» Required work
In the material below, some lines may hold the word "true"; state how many do, giving only the number.

» Excerpted records
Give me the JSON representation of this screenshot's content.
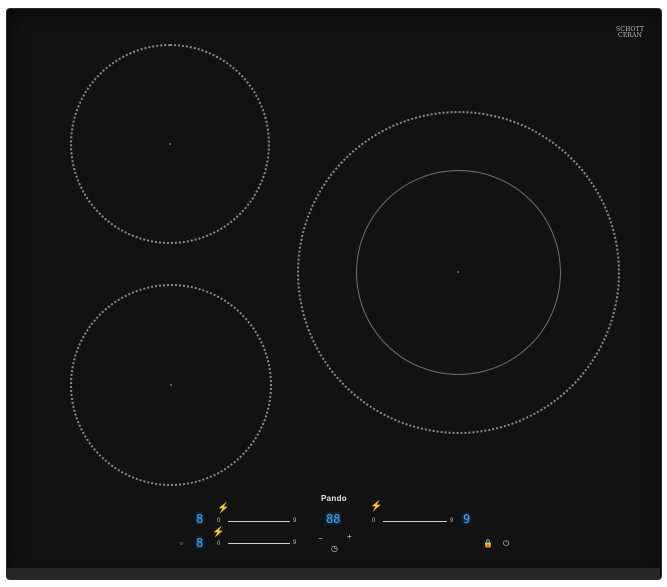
{
  "hob": {
    "brand_line1": "SCHOTT",
    "brand_line2": "CERAN",
    "brand_text": "Pando"
  },
  "controls": {
    "left_top_display": "8",
    "left_bottom_display": "8",
    "center_display": "88",
    "right_display": "9",
    "slider_min": "0",
    "slider_max": "9",
    "icons": {
      "booster_top": "booster-icon",
      "booster_bottom": "booster-icon",
      "right_booster": "booster-icon",
      "timer_minus": "minus-icon",
      "timer_plus": "plus-icon",
      "clock": "clock-icon",
      "lock": "lock-icon",
      "power": "power-icon"
    }
  },
  "colors": {
    "hob_surface": "#121212",
    "zone_outline": "#8a8a8a",
    "display_blue": "#3aa0ff"
  }
}
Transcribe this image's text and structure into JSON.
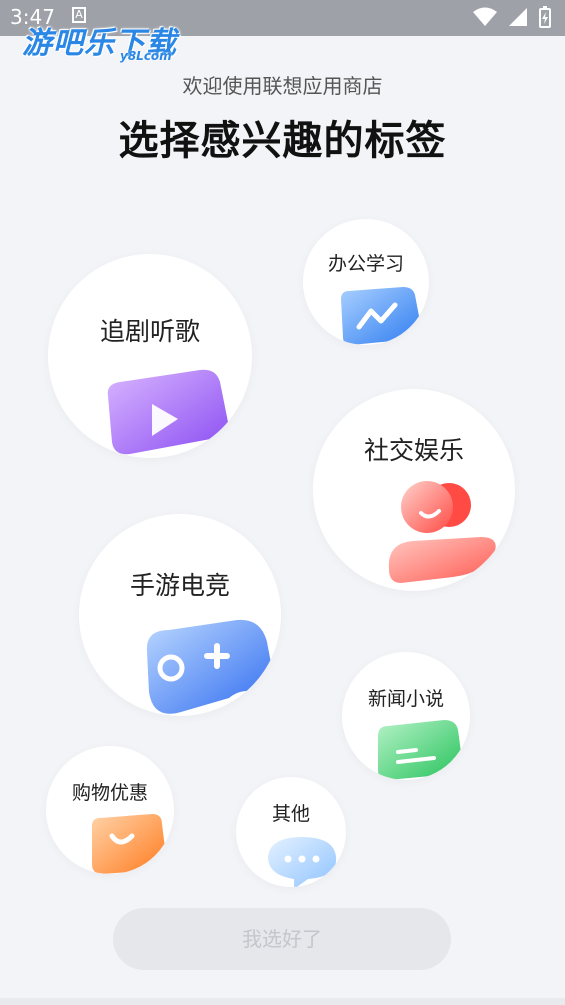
{
  "status": {
    "time": "3:47",
    "notif": "A"
  },
  "watermark": {
    "text": "游吧乐下载",
    "sub": "y8Lcom"
  },
  "header": {
    "welcome": "欢迎使用联想应用商店",
    "title": "选择感兴趣的标签"
  },
  "tags": [
    {
      "label": "追剧听歌",
      "icon": "video-play-icon"
    },
    {
      "label": "办公学习",
      "icon": "chart-folder-icon"
    },
    {
      "label": "社交娱乐",
      "icon": "people-icon"
    },
    {
      "label": "手游电竞",
      "icon": "gamepad-icon"
    },
    {
      "label": "新闻小说",
      "icon": "news-icon"
    },
    {
      "label": "购物优惠",
      "icon": "shopping-bag-icon"
    },
    {
      "label": "其他",
      "icon": "chat-bubble-icon"
    }
  ],
  "confirm_label": "我选好了",
  "colors": {
    "background": "#f3f4f8",
    "button_bg": "#e6e7eb",
    "button_text": "#c4c6cc"
  }
}
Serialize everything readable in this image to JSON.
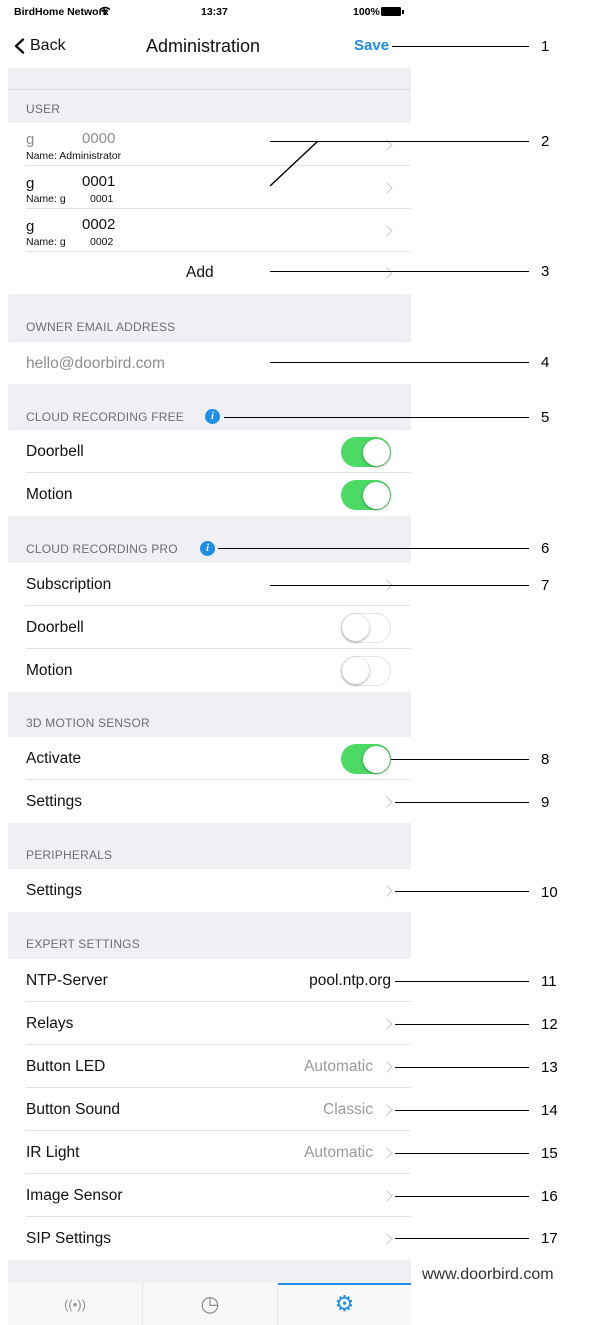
{
  "status_bar": {
    "carrier": "BirdHome Network",
    "time": "13:37",
    "battery": "100%"
  },
  "nav": {
    "back_label": "Back",
    "title": "Administration",
    "save_label": "Save"
  },
  "user_section": {
    "header": "USER",
    "users": [
      {
        "letter": "g",
        "number": "0000",
        "name": "Name: Administrator"
      },
      {
        "letter": "g",
        "number": "0001",
        "name": "Name: g",
        "name_suffix": "0001"
      },
      {
        "letter": "g",
        "number": "0002",
        "name": "Name: g",
        "name_suffix": "0002"
      }
    ],
    "add_label": "Add"
  },
  "owner_email": {
    "header": "OWNER EMAIL ADDRESS",
    "value": "hello@doorbird.com"
  },
  "cloud_free": {
    "header": "CLOUD RECORDING FREE",
    "doorbell_label": "Doorbell",
    "doorbell_on": true,
    "motion_label": "Motion",
    "motion_on": true
  },
  "cloud_pro": {
    "header": "CLOUD RECORDING PRO",
    "subscription_label": "Subscription",
    "doorbell_label": "Doorbell",
    "doorbell_on": false,
    "motion_label": "Motion",
    "motion_on": false
  },
  "motion_sensor": {
    "header": "3D MOTION SENSOR",
    "activate_label": "Activate",
    "activate_on": true,
    "settings_label": "Settings"
  },
  "peripherals": {
    "header": "PERIPHERALS",
    "settings_label": "Settings"
  },
  "expert": {
    "header": "EXPERT SETTINGS",
    "ntp_label": "NTP-Server",
    "ntp_value": "pool.ntp.org",
    "relays_label": "Relays",
    "led_label": "Button LED",
    "led_value": "Automatic",
    "sound_label": "Button Sound",
    "sound_value": "Classic",
    "ir_label": "IR Light",
    "ir_value": "Automatic",
    "image_label": "Image Sensor",
    "sip_label": "SIP Settings"
  },
  "tabs": [
    {
      "icon": "live-icon",
      "glyph": "((•))"
    },
    {
      "icon": "history-icon",
      "glyph": "◷"
    },
    {
      "icon": "settings-gear-icon",
      "glyph": "⚙"
    }
  ],
  "callouts": [
    "1",
    "2",
    "3",
    "4",
    "5",
    "6",
    "7",
    "8",
    "9",
    "10",
    "11",
    "12",
    "13",
    "14",
    "15",
    "16",
    "17"
  ],
  "watermark": "www.doorbird.com",
  "colors": {
    "accent": "#1f8dea",
    "toggle_on": "#4cd964",
    "section_bg": "#efeff4"
  }
}
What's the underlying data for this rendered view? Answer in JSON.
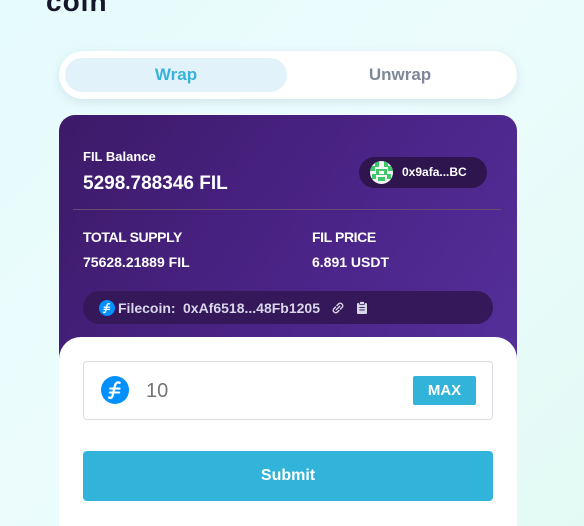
{
  "brand": {
    "partial_text": "coin"
  },
  "tabs": [
    {
      "label": "Wrap",
      "active": true
    },
    {
      "label": "Unwrap",
      "active": false
    }
  ],
  "balance": {
    "label": "FIL Balance",
    "value": "5298.788346 FIL"
  },
  "wallet": {
    "address": "0x9afa...BC",
    "avatar_icon": "identicon-avatar"
  },
  "stats": {
    "total_supply_label": "TOTAL SUPPLY",
    "total_supply_value": "75628.21889 FIL",
    "price_label": "FIL PRICE",
    "price_value": "6.891 USDT"
  },
  "contract": {
    "icon": "filecoin-icon",
    "label": "Filecoin:",
    "address": "0xAf6518...48Fb1205",
    "actions": [
      "link-icon",
      "copy-icon"
    ]
  },
  "form": {
    "token_icon": "filecoin-icon",
    "amount_placeholder": "10",
    "max_label": "MAX",
    "submit_label": "Submit"
  },
  "colors": {
    "accent": "#31b3da",
    "card_purple": "#4b2488",
    "tab_active_bg": "#e2f2fb",
    "filecoin_blue": "#0090ff"
  }
}
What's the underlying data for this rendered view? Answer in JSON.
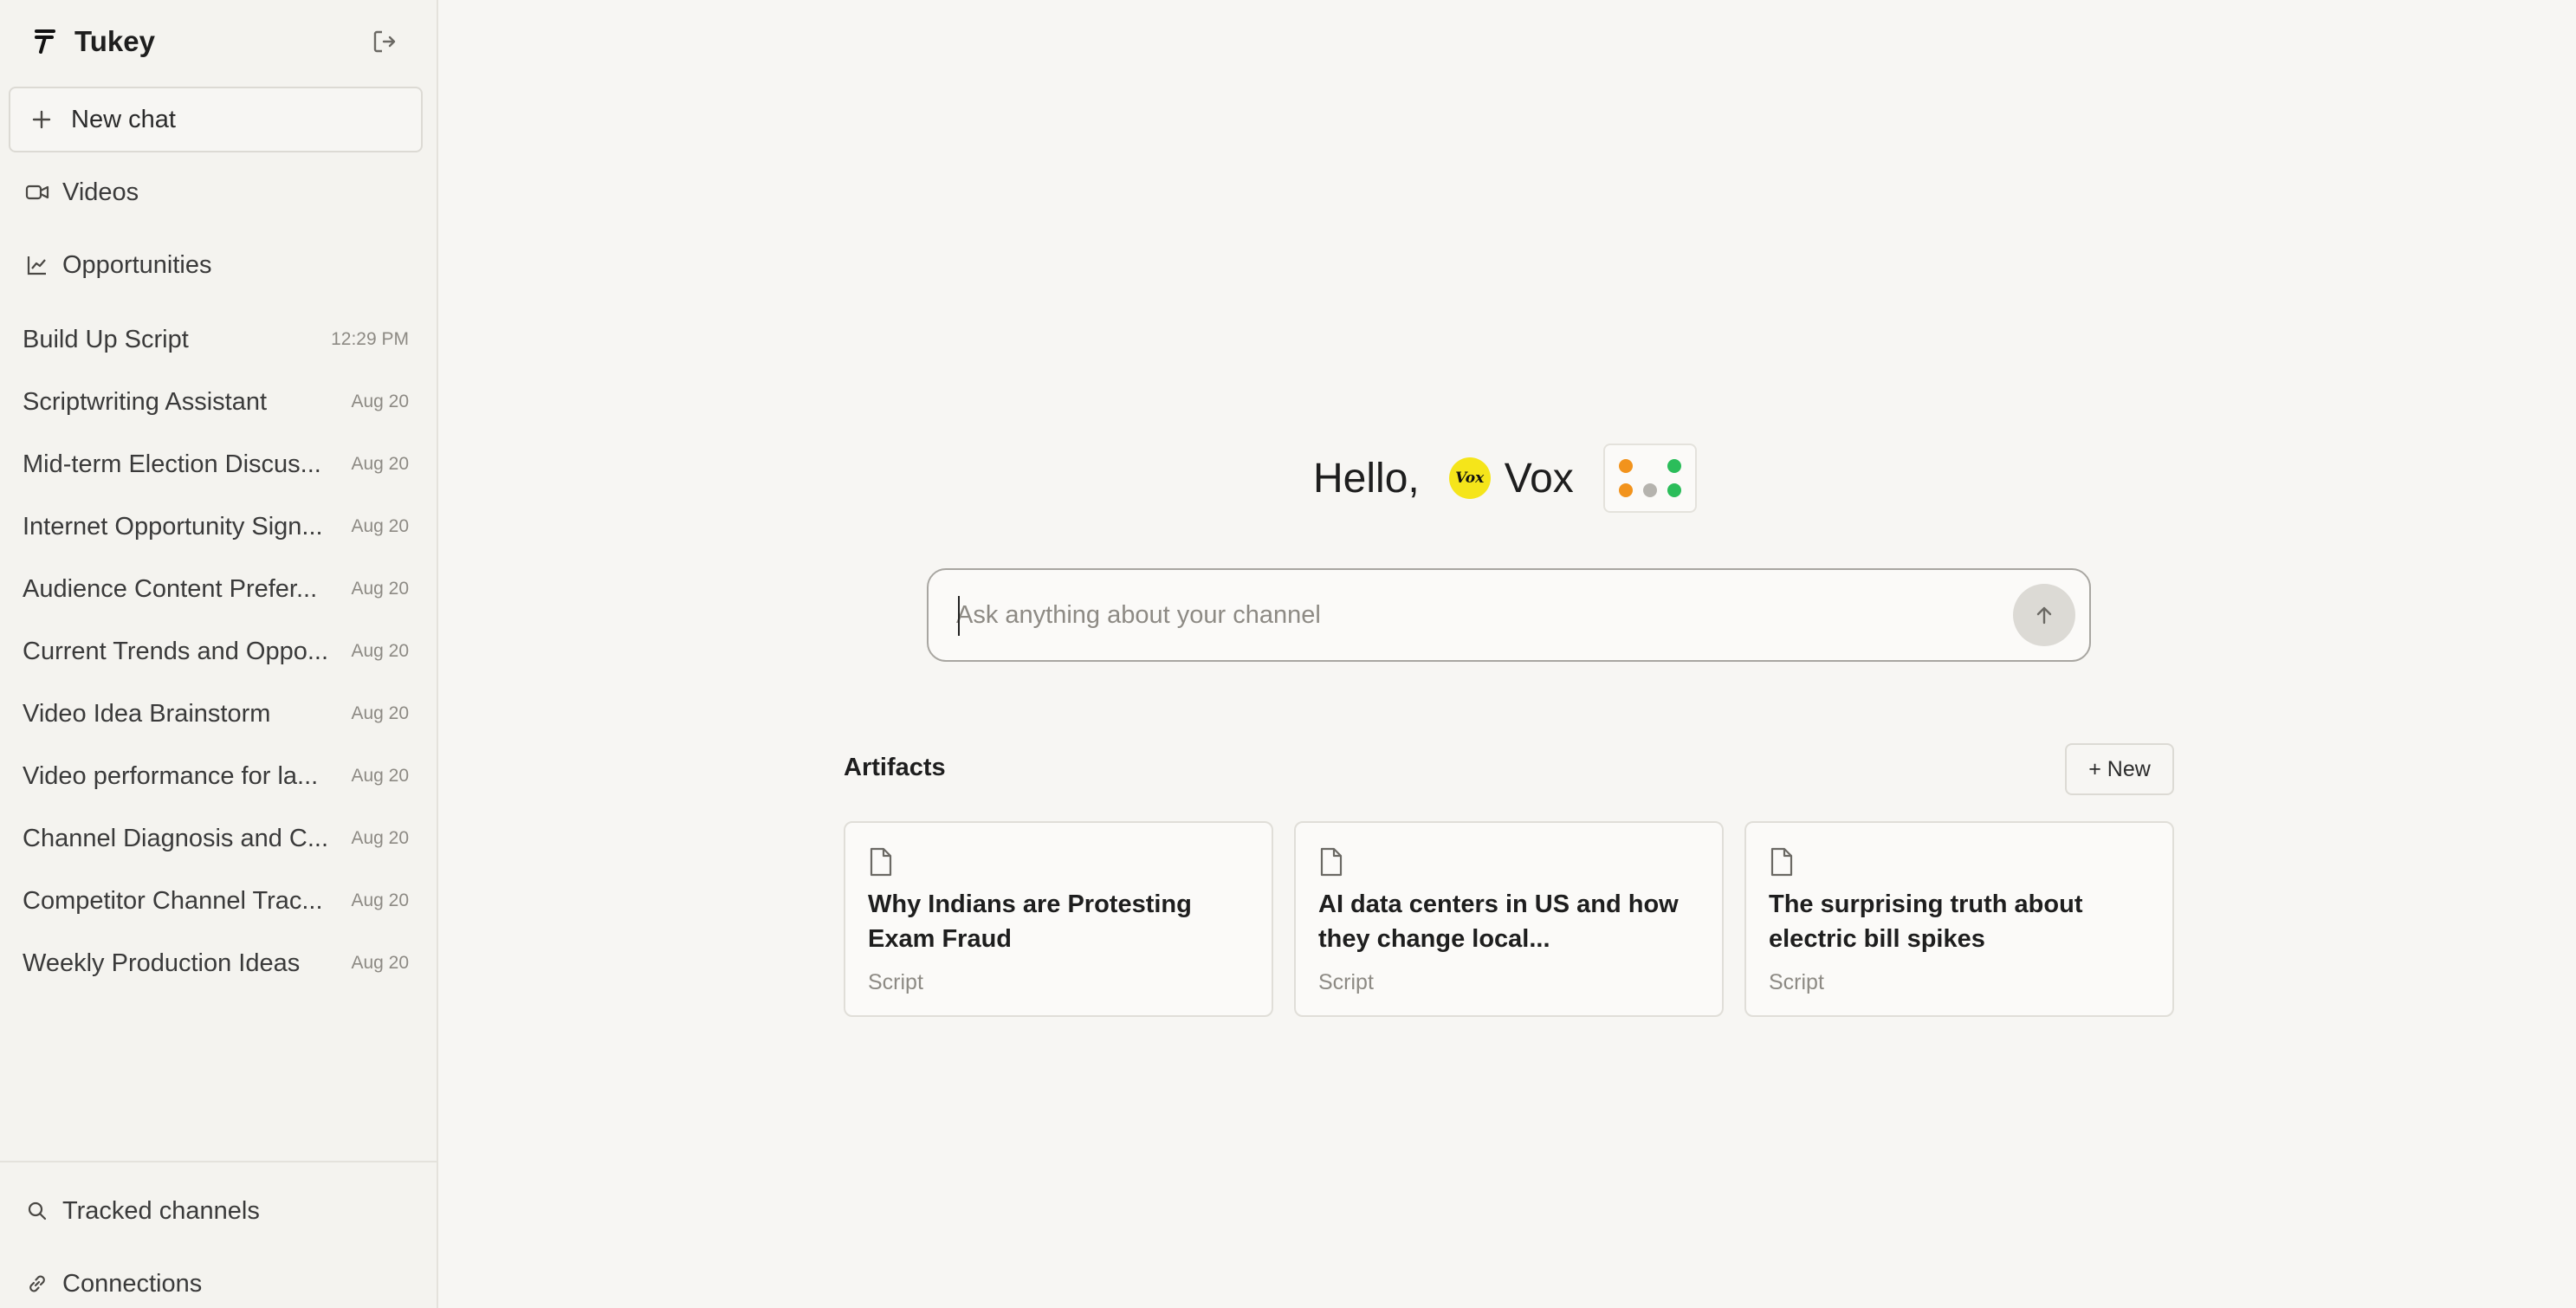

» Completed task
4